* _RAW DATA_

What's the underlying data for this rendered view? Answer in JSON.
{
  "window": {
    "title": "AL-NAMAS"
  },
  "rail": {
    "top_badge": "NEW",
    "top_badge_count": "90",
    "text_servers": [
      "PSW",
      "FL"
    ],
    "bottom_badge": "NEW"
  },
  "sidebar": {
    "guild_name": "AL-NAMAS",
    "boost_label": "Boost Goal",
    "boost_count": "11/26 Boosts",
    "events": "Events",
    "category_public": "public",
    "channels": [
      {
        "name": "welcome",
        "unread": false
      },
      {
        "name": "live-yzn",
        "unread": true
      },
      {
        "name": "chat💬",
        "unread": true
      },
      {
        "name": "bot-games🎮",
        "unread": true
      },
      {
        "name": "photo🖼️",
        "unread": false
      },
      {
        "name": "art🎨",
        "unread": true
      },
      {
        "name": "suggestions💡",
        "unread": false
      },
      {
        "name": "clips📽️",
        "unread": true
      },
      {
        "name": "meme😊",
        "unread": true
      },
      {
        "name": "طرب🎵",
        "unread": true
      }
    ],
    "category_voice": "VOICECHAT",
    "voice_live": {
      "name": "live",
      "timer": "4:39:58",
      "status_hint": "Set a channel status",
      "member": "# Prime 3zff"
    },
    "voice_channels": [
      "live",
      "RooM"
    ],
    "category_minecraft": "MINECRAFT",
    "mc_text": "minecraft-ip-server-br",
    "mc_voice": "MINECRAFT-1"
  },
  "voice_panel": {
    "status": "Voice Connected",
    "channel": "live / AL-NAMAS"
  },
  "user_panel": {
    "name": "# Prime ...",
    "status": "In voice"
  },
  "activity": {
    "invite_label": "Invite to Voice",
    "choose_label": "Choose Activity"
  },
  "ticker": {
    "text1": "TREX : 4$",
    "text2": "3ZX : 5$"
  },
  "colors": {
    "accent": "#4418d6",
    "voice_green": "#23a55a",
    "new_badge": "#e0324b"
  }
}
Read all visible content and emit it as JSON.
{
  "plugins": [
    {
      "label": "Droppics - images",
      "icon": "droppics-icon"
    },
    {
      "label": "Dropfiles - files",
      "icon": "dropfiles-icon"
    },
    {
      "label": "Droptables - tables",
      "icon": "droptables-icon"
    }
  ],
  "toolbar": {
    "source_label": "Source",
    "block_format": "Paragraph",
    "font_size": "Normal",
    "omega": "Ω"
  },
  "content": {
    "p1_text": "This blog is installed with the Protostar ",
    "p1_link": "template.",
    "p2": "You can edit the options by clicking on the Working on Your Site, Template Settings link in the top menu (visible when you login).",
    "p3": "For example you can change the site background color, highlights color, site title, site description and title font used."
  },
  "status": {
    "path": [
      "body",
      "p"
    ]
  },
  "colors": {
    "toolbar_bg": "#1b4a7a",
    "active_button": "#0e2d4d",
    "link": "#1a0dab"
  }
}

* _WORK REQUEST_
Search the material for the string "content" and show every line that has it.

* _ANSWER TO THIS TASK_
Read all visible content and emit it as JSON.
  "content": {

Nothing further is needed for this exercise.